Additionally, while we do not currently have any unionized employees, union organizers have engaged in efforts to organize our employees and those of other restaurant companies. If a significant portion of our employees were to become union organized, our labor costs could increase and our efforts to maintain a culture appealing only to top performing employees could be impaired. Potential changes in labor laws, including the possible passage of legislation designed to make it easier for employees to unionize, could increase the likelihood of some or all of our employees being subjected to greater organized labor influence, and could have an adverse effect on our business and financial results by imposing requirements that could potentially increase our costs, reduce our flexibility and impact our employee culture.
Americans with Disabilities Act and Similar State Laws
We are subject to the U.S. Americans with Disabilities Act, or ADA, and similar state laws that give civil rights protections to individuals with disabilities in the context of employment, public accommodations and other areas.
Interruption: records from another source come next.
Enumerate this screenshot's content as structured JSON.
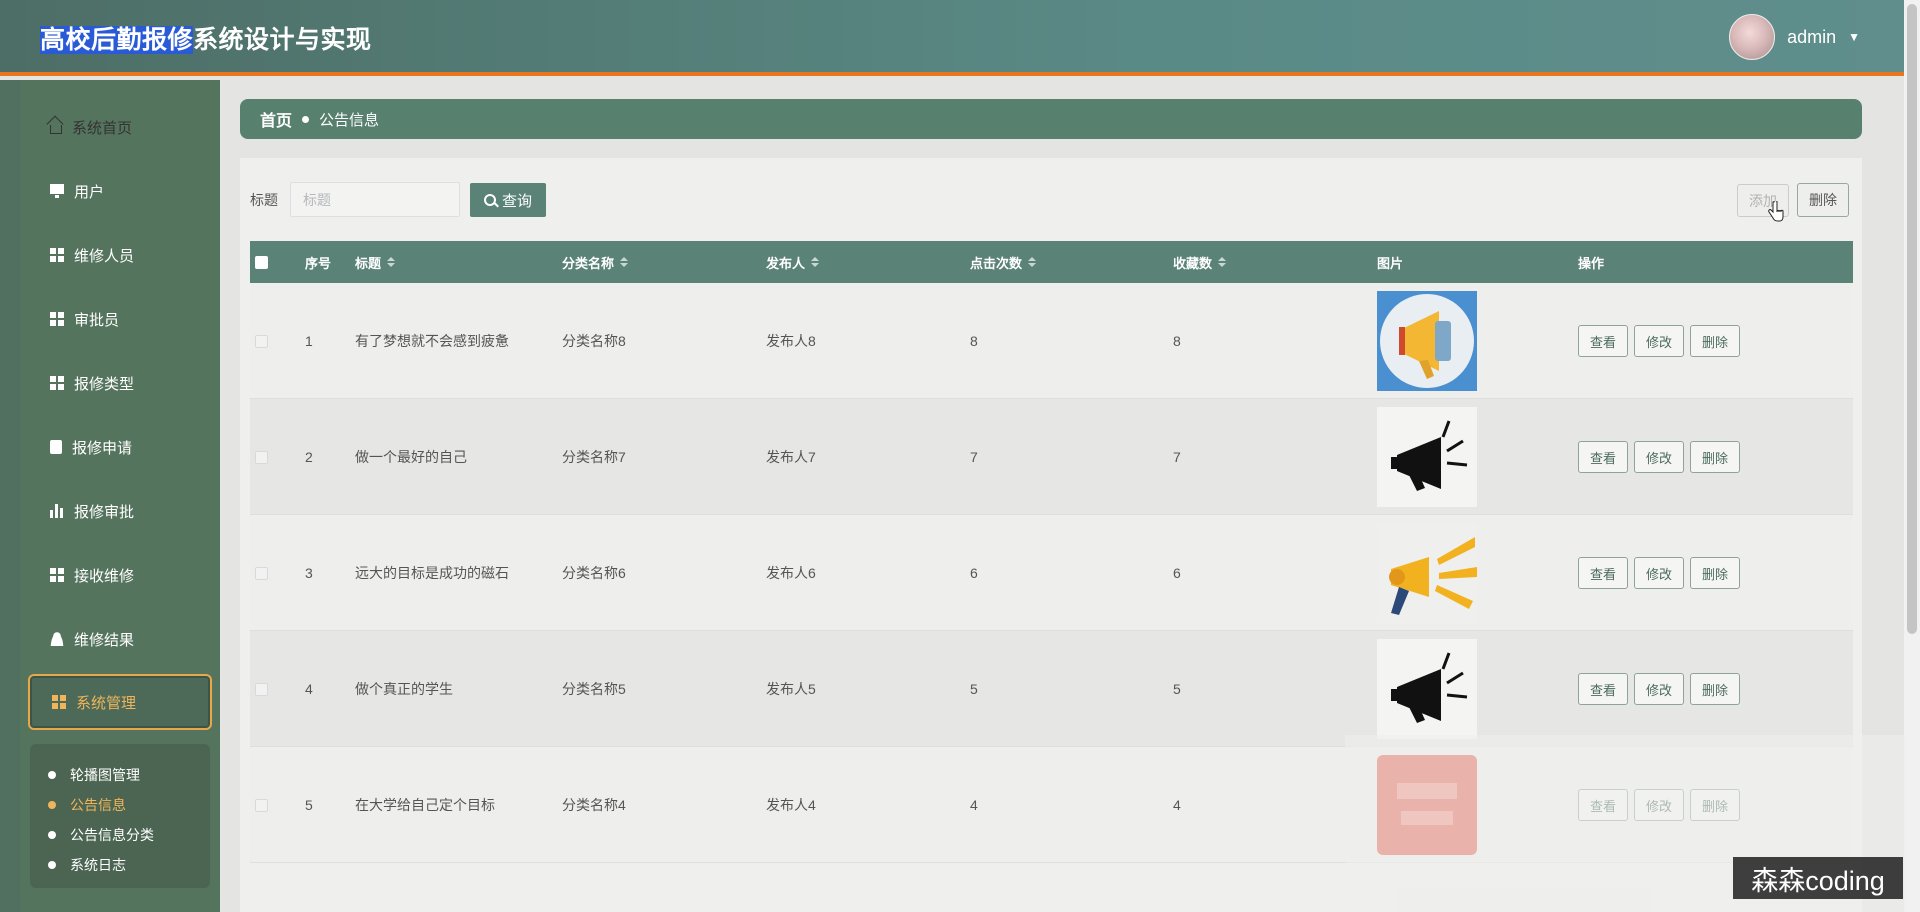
{
  "header": {
    "title_highlighted": "高校后勤报修",
    "title_rest": "系统设计与实现",
    "username": "admin"
  },
  "sidebar": {
    "items": [
      {
        "label": "系统首页",
        "icon": "home-icon"
      },
      {
        "label": "用户",
        "icon": "monitor-icon"
      },
      {
        "label": "维修人员",
        "icon": "grid-icon"
      },
      {
        "label": "审批员",
        "icon": "grid-icon"
      },
      {
        "label": "报修类型",
        "icon": "grid-icon"
      },
      {
        "label": "报修申请",
        "icon": "clipboard-icon"
      },
      {
        "label": "报修审批",
        "icon": "bar-chart-icon"
      },
      {
        "label": "接收维修",
        "icon": "grid-icon"
      },
      {
        "label": "维修结果",
        "icon": "user-icon"
      },
      {
        "label": "系统管理",
        "icon": "grid-icon"
      }
    ],
    "active_item": "系统管理",
    "submenu": [
      "轮播图管理",
      "公告信息",
      "公告信息分类",
      "系统日志"
    ],
    "active_submenu": "公告信息"
  },
  "breadcrumb": {
    "home": "首页",
    "current": "公告信息"
  },
  "search": {
    "label": "标题",
    "placeholder": "标题",
    "query_label": "查询"
  },
  "toolbar": {
    "add_label": "添加",
    "delete_label": "删除"
  },
  "table": {
    "columns": [
      "序号",
      "标题",
      "分类名称",
      "发布人",
      "点击次数",
      "收藏数",
      "图片",
      "操作"
    ],
    "actions": [
      "查看",
      "修改",
      "删除"
    ],
    "rows": [
      {
        "index": "1",
        "title": "有了梦想就不会感到疲惫",
        "category": "分类名称8",
        "publisher": "发布人8",
        "clicks": "8",
        "favorites": "8",
        "image": "megaphone-blue-circle"
      },
      {
        "index": "2",
        "title": "做一个最好的自己",
        "category": "分类名称7",
        "publisher": "发布人7",
        "clicks": "7",
        "favorites": "7",
        "image": "megaphone-black"
      },
      {
        "index": "3",
        "title": "远大的目标是成功的磁石",
        "category": "分类名称6",
        "publisher": "发布人6",
        "clicks": "6",
        "favorites": "6",
        "image": "megaphone-yellow"
      },
      {
        "index": "4",
        "title": "做个真正的学生",
        "category": "分类名称5",
        "publisher": "发布人5",
        "clicks": "5",
        "favorites": "5",
        "image": "megaphone-black"
      },
      {
        "index": "5",
        "title": "在大学给自己定个目标",
        "category": "分类名称4",
        "publisher": "发布人4",
        "clicks": "4",
        "favorites": "4",
        "image": "red-banner"
      }
    ]
  },
  "watermark": "森森coding",
  "colors": {
    "header": "#5a8a86",
    "accent_orange": "#e8761f",
    "sidebar": "#55745e",
    "table_header": "#5a8276",
    "active": "#f0b55a"
  }
}
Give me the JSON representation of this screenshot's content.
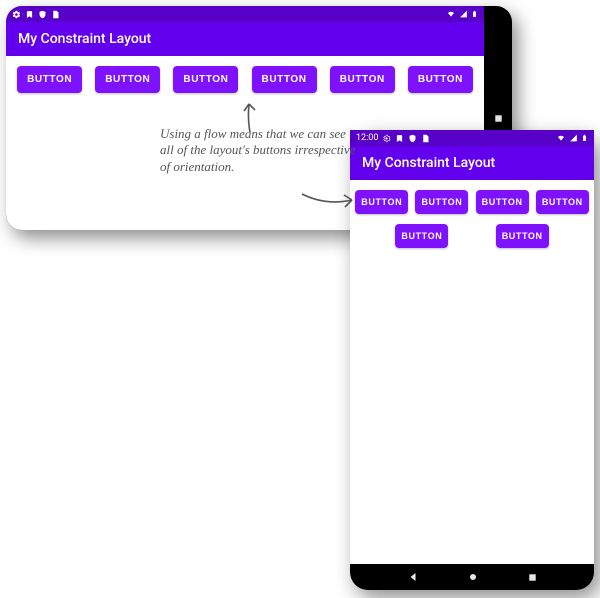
{
  "status_time": "12:00",
  "app_title": "My Constraint Layout",
  "button_label": "BUTTON",
  "annotation_text": "Using a flow means that we can see all of the layout's buttons irrespective of orientation.",
  "accent_color": "#6200ee",
  "button_color": "#7e12ff",
  "status_bar_color": "#5700c7",
  "landscape": {
    "buttons": [
      "BUTTON",
      "BUTTON",
      "BUTTON",
      "BUTTON",
      "BUTTON",
      "BUTTON"
    ]
  },
  "portrait": {
    "buttons": [
      "BUTTON",
      "BUTTON",
      "BUTTON",
      "BUTTON",
      "BUTTON",
      "BUTTON"
    ]
  }
}
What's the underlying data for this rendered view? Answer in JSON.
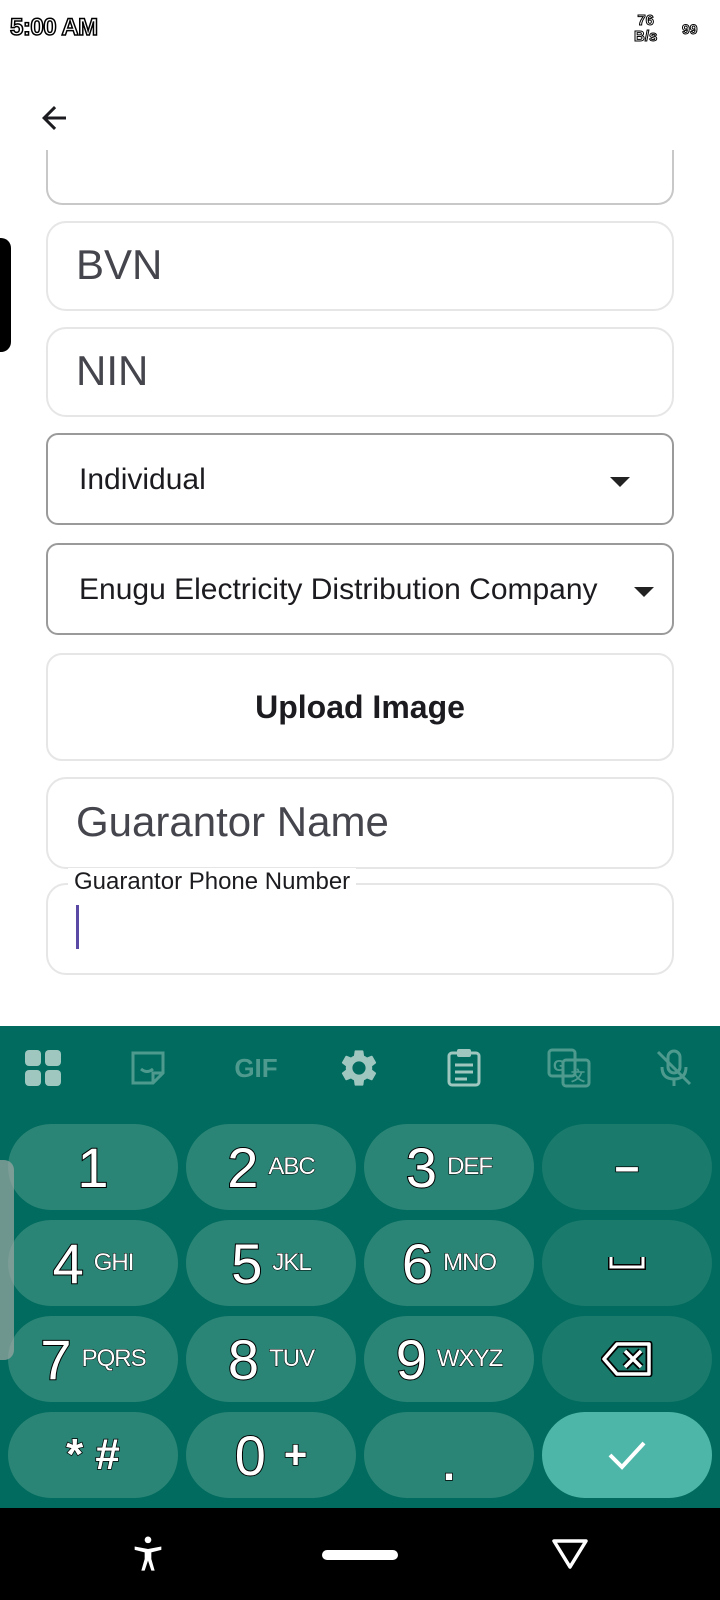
{
  "status_bar": {
    "time": "5:00 AM",
    "speed_value": "76",
    "speed_unit": "B/s",
    "battery": "99"
  },
  "form": {
    "bvn_placeholder": "BVN",
    "nin_placeholder": "NIN",
    "customer_type": "Individual",
    "disco": "Enugu Electricity Distribution Company",
    "upload_label": "Upload Image",
    "guarantor_name_placeholder": "Guarantor Name",
    "guarantor_phone_label": "Guarantor Phone Number",
    "guarantor_phone_value": ""
  },
  "keyboard": {
    "toolbar": [
      "apps-icon",
      "sticker-icon",
      "gif-icon",
      "settings-icon",
      "clipboard-icon",
      "translate-icon",
      "mic-off-icon"
    ],
    "gif_label": "GIF",
    "keys": [
      {
        "main": "1",
        "sub": ""
      },
      {
        "main": "2",
        "sub": "ABC"
      },
      {
        "main": "3",
        "sub": "DEF"
      },
      {
        "main": "–",
        "sub": ""
      },
      {
        "main": "4",
        "sub": "GHI"
      },
      {
        "main": "5",
        "sub": "JKL"
      },
      {
        "main": "6",
        "sub": "MNO"
      },
      {
        "main": "␣",
        "sub": ""
      },
      {
        "main": "7",
        "sub": "PQRS"
      },
      {
        "main": "8",
        "sub": "TUV"
      },
      {
        "main": "9",
        "sub": "WXYZ"
      },
      {
        "main": "⌫",
        "sub": ""
      },
      {
        "main": "* #",
        "sub": ""
      },
      {
        "main": "0",
        "sub": "+"
      },
      {
        "main": ".",
        "sub": ""
      },
      {
        "main": "✓",
        "sub": ""
      }
    ]
  },
  "colors": {
    "keyboard_bg": "#006b5e",
    "key_bg": "#2a8576",
    "enter_bg": "#4db6a8",
    "cursor": "#5b4aa5"
  }
}
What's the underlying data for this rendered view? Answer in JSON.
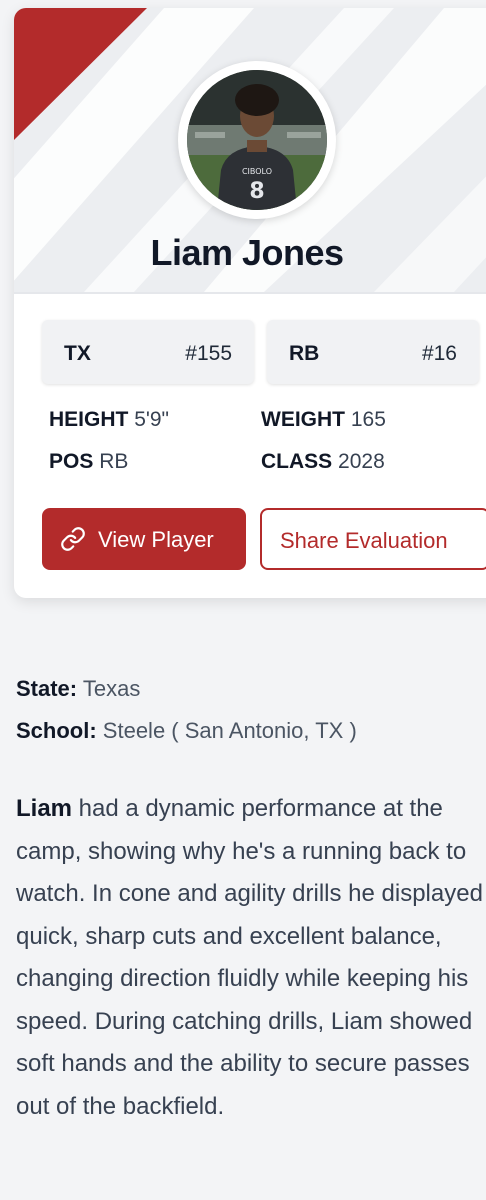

We have incurred substantial legal fees in connection with ADA-related complaints in the past, and we may in the future have to modify restaurants, for example by adding access ramps or redesigning certain architectural features, to provide service to or make reasonable accommodations for